The output should be all lines of the entries below in which the word "Trailing" occurs.
(Supplied material Opens)
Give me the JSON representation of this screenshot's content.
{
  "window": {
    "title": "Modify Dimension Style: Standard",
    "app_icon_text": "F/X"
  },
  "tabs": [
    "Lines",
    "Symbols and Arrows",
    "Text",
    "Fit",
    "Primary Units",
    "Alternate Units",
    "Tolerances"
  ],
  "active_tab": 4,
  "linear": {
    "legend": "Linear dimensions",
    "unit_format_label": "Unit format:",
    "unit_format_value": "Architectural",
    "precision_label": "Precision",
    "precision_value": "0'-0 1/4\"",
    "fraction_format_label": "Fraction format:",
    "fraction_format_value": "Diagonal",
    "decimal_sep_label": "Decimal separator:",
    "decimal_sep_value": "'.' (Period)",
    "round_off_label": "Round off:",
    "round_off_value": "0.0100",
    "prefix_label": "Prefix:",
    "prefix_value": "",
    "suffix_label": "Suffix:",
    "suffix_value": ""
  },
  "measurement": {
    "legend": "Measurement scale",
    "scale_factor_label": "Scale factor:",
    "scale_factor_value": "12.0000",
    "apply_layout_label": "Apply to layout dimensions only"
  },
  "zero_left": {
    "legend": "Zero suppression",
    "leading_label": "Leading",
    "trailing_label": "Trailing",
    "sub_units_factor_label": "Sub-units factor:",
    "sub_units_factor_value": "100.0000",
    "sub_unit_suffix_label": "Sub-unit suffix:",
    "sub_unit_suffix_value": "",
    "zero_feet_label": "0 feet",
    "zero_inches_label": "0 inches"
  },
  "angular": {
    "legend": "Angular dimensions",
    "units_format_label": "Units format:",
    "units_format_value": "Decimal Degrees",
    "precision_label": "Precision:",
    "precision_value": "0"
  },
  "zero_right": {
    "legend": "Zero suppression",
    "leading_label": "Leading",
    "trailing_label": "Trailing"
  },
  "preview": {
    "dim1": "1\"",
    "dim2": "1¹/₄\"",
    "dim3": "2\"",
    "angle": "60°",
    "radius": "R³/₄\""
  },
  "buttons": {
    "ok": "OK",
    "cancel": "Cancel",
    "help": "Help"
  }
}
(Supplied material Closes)
Reply to the task:
    "trailing_label": "Trailing",
    "trailing_label": "Trailing"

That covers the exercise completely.